A former member of the Contra Costa County Grand Jury has leaked information indicating that 2018 parent protests and new laws mandating the termination of privately run foster homes resulted in an investigation of staff employed in the county's CPS and family court services. That investigation found CPS workers were not following the law when they acted to remove children from their family homes.
A 2018 recall that wiped Santa Clara County Judge Aaron Persky off the bench was threatened by parents in Contra Costa, which caused an immediate investigation of three of the county's judges.

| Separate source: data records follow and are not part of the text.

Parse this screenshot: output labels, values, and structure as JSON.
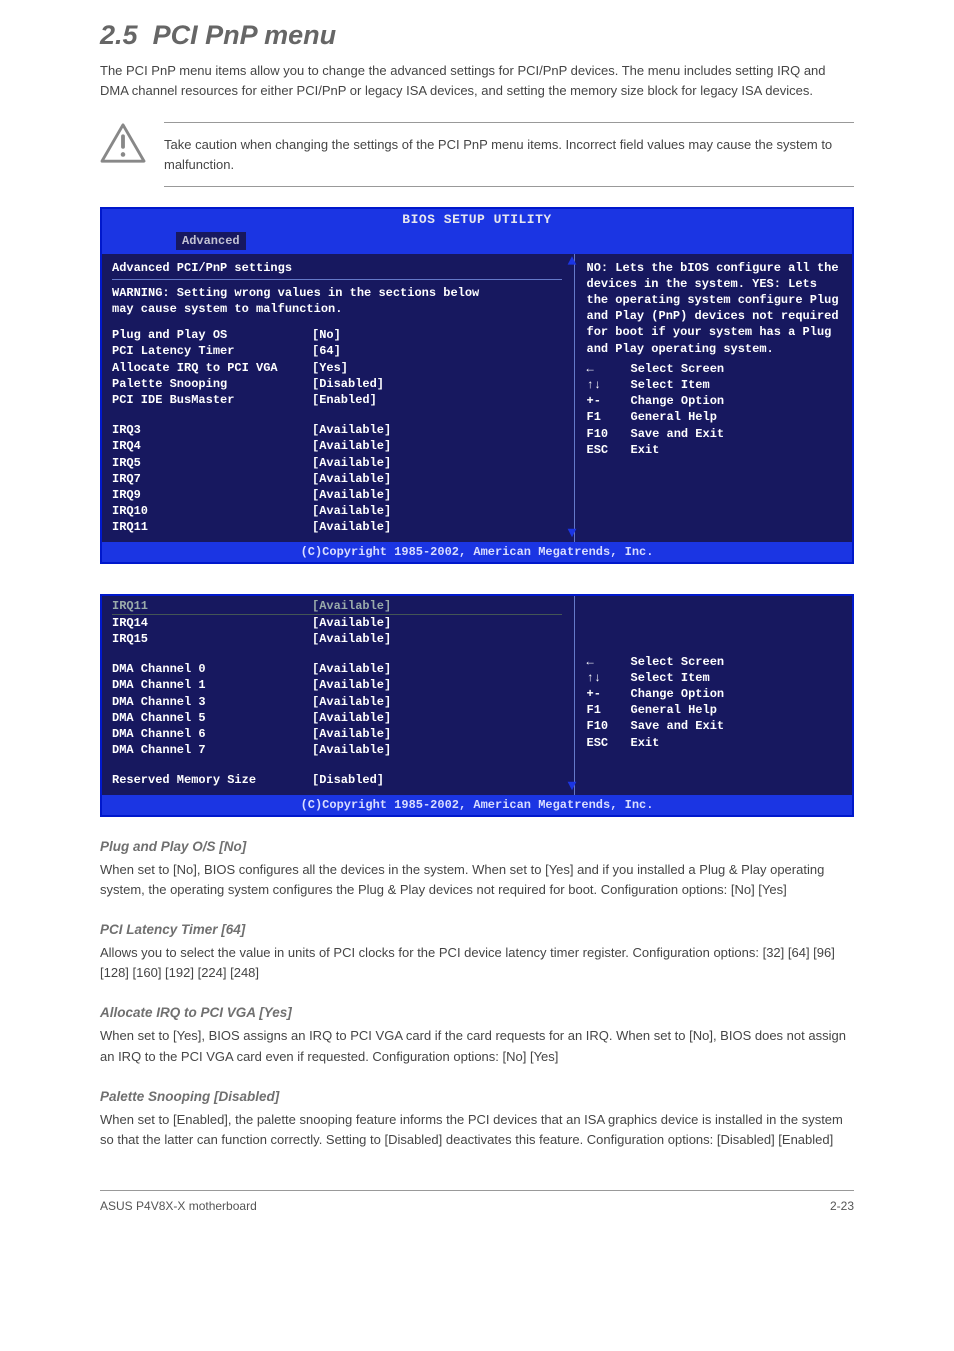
{
  "section": {
    "number": "2.5",
    "title": "PCI PnP menu",
    "intro": "The PCI PnP menu items allow you to change the advanced settings for PCI/PnP devices. The menu includes setting IRQ and DMA channel resources for either PCI/PnP or legacy ISA devices, and setting the memory size block for legacy ISA devices."
  },
  "caution": "Take caution when changing the settings of the PCI PnP menu items. Incorrect field values may cause the system to malfunction.",
  "bios1": {
    "title": "BIOS SETUP UTILITY",
    "tab": "Advanced",
    "panelTitle": "Advanced PCI/PnP settings",
    "warningLine1": "WARNING: Setting wrong values in the sections below",
    "warningLine2": "         may cause system to malfunction.",
    "settings": [
      {
        "label": "Plug and Play OS",
        "value": "[No]"
      },
      {
        "label": "PCI Latency Timer",
        "value": "[64]"
      },
      {
        "label": "Allocate IRQ to PCI VGA",
        "value": "[Yes]"
      },
      {
        "label": "Palette Snooping",
        "value": "[Disabled]"
      },
      {
        "label": "PCI IDE BusMaster",
        "value": "[Enabled]"
      }
    ],
    "irq": [
      {
        "label": "IRQ3",
        "value": "[Available]"
      },
      {
        "label": "IRQ4",
        "value": "[Available]"
      },
      {
        "label": "IRQ5",
        "value": "[Available]"
      },
      {
        "label": "IRQ7",
        "value": "[Available]"
      },
      {
        "label": "IRQ9",
        "value": "[Available]"
      },
      {
        "label": "IRQ10",
        "value": "[Available]"
      },
      {
        "label": "IRQ11",
        "value": "[Available]"
      }
    ],
    "help": "NO: Lets the bIOS configure all the devices in the system. YES: Lets the operating system configure Plug and Play (PnP) devices not required for boot if your system has a Plug and Play operating system.",
    "legend": [
      {
        "key": "←",
        "text": "Select Screen"
      },
      {
        "key": "↑↓",
        "text": "Select Item"
      },
      {
        "key": "+-",
        "text": "Change Option"
      },
      {
        "key": "F1",
        "text": "General Help"
      },
      {
        "key": "F10",
        "text": "Save and Exit"
      },
      {
        "key": "ESC",
        "text": "Exit"
      }
    ],
    "copyright": "(C)Copyright 1985-2002, American Megatrends, Inc."
  },
  "bios2": {
    "topOverflow": [
      {
        "label": "IRQ11",
        "value": "[Available]"
      },
      {
        "label": "IRQ14",
        "value": "[Available]"
      },
      {
        "label": "IRQ15",
        "value": "[Available]"
      }
    ],
    "dma": [
      {
        "label": "DMA Channel 0",
        "value": "[Available]"
      },
      {
        "label": "DMA Channel 1",
        "value": "[Available]"
      },
      {
        "label": "DMA Channel 3",
        "value": "[Available]"
      },
      {
        "label": "DMA Channel 5",
        "value": "[Available]"
      },
      {
        "label": "DMA Channel 6",
        "value": "[Available]"
      },
      {
        "label": "DMA Channel 7",
        "value": "[Available]"
      }
    ],
    "reserved": {
      "label": "Reserved Memory Size",
      "value": "[Disabled]"
    },
    "legend": [
      {
        "key": "←",
        "text": "Select Screen"
      },
      {
        "key": "↑↓",
        "text": "Select Item"
      },
      {
        "key": "+-",
        "text": "Change Option"
      },
      {
        "key": "F1",
        "text": "General Help"
      },
      {
        "key": "F10",
        "text": "Save and Exit"
      },
      {
        "key": "ESC",
        "text": "Exit"
      }
    ],
    "copyright": "(C)Copyright 1985-2002, American Megatrends, Inc."
  },
  "paras": {
    "pnp": {
      "heading": "Plug and Play O/S [No]",
      "text": "When set to [No], BIOS configures all the devices in the system. When set to [Yes] and if you installed a Plug & Play operating system, the operating system configures the Plug & Play devices not required for boot. Configuration options: [No] [Yes]"
    },
    "latency": {
      "heading": "PCI Latency Timer [64]",
      "text": "Allows you to select the value in units of PCI clocks for the PCI device latency timer register. Configuration options: [32] [64] [96] [128] [160] [192] [224] [248]"
    },
    "allocate": {
      "heading": "Allocate IRQ to PCI VGA [Yes]",
      "text": "When set to [Yes], BIOS assigns an IRQ to PCI VGA card if the card requests for an IRQ. When set to [No], BIOS does not assign an IRQ to the PCI VGA card even if requested. Configuration options: [No] [Yes]"
    },
    "palette": {
      "heading": "Palette Snooping [Disabled]",
      "text": "When set to [Enabled], the palette snooping feature informs the PCI devices that an ISA graphics device is installed in the system so that the latter can function correctly. Setting to [Disabled] deactivates this feature. Configuration options: [Disabled] [Enabled]"
    }
  },
  "footer": {
    "left": "ASUS P4V8X-X motherboard",
    "right": "2-23"
  }
}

Turns out, parents were right. The investigation revealed Judge Hardie and Judge Fannin had direct ties to money laundering operations that take children from loving parents and sell those children into sex trafficking rings, while non- profits collect fees for the children placed into foster care.

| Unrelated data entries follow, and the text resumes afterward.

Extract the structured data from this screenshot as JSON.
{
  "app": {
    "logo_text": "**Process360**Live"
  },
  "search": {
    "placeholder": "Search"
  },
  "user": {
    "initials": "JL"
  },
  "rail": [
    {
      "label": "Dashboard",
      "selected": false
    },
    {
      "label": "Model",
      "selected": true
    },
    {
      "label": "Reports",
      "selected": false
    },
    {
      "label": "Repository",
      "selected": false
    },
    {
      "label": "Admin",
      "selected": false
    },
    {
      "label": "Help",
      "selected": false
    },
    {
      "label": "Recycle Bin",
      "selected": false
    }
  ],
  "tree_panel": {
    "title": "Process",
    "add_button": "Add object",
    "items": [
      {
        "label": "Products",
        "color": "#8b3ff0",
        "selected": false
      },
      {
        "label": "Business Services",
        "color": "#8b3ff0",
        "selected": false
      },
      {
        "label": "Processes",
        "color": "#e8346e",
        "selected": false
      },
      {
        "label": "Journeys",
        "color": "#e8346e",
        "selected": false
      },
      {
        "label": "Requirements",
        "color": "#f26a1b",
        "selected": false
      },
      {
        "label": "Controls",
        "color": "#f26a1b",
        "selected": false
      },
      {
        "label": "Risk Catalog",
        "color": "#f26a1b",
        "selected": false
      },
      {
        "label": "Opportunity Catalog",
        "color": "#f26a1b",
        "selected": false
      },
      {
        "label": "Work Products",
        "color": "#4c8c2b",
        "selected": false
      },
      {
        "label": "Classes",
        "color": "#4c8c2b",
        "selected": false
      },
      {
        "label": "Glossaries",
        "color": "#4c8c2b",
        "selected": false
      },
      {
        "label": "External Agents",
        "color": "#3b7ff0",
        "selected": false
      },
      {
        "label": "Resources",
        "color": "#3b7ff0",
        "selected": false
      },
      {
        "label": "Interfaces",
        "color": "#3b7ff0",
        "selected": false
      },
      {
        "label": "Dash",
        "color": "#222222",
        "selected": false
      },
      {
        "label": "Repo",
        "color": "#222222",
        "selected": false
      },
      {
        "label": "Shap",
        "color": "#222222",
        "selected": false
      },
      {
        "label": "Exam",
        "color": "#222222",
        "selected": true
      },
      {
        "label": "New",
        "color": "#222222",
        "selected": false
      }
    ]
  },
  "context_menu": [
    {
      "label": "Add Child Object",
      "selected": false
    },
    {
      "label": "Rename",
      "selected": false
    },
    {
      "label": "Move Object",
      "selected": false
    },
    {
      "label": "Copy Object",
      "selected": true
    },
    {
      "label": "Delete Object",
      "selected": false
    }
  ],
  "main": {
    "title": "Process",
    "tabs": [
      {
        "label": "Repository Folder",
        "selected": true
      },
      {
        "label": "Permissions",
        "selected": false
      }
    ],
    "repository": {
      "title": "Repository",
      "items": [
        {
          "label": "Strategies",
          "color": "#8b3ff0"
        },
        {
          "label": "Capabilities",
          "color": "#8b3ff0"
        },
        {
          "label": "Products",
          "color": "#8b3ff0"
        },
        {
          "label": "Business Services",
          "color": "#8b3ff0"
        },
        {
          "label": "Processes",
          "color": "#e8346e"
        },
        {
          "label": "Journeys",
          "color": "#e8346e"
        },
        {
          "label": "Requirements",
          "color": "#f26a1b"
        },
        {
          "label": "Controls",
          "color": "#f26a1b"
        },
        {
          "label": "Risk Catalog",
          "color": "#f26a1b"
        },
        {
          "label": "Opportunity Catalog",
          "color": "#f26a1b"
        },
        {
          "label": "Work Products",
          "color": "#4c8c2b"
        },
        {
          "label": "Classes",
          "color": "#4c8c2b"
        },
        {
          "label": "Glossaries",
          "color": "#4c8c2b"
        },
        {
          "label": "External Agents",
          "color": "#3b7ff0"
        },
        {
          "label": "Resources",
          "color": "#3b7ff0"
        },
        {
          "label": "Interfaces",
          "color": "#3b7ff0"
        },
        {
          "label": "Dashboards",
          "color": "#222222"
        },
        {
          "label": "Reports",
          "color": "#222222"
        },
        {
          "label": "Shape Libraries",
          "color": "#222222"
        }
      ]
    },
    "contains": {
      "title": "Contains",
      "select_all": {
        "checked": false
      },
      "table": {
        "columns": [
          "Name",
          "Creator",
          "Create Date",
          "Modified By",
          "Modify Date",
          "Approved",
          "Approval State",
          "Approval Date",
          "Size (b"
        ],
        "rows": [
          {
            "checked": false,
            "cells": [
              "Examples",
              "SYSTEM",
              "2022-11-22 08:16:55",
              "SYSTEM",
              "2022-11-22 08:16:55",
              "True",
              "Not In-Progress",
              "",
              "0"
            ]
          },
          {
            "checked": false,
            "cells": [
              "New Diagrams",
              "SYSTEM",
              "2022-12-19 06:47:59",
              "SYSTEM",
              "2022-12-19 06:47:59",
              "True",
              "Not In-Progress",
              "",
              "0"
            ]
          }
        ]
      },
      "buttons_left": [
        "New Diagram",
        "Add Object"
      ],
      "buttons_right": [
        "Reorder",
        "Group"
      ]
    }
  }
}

" Parents protesting in the streets of the upscale Walnut Creek community was very embarrassing to local officials and court employees. That protest launched not only a criminal investigation by the FBI. but also the local grand jury."said the former grand juror who asked to speak off the record.
The juror also expressed frustration over the lack of media coverage on the topic. " We never saw this coming because mainstream media never covers what is really going on in the county's family courts". he added.
Judges in the county appeared rattled over the investigation, which is leading to supervised visitation and reunification camps where judges hold financial interests through their spouses and family members to avoid disclosure.
Of the $153 million budgeted for foster kids. less than 1 percent was determined to be going to benefit foster youth. Worse were the judges who ignored the law and took children from their parents for no legal reason.
SANTA CRUZ - Judge Hell
A Santa Cruz mother described the year a CPS worker took her 2 year old, causing the mother to pay $40,000 she paid to get her child back.
" The payment felt like a ransom" , explained the young mother, "we had to pay to defend CPS worker's allegations and we lost two years with our daughter as result. Nobody was held accountable."
The Grand Jury didn't investigate the use of supervised visitation, where several judges have a financial interest. Reunification camps and private businesses benefitting from court contracts and judge appointments appear to be connected not only to the financial interests of judges, but to sex trafficking and money laundering operations working in secret in California's family courts.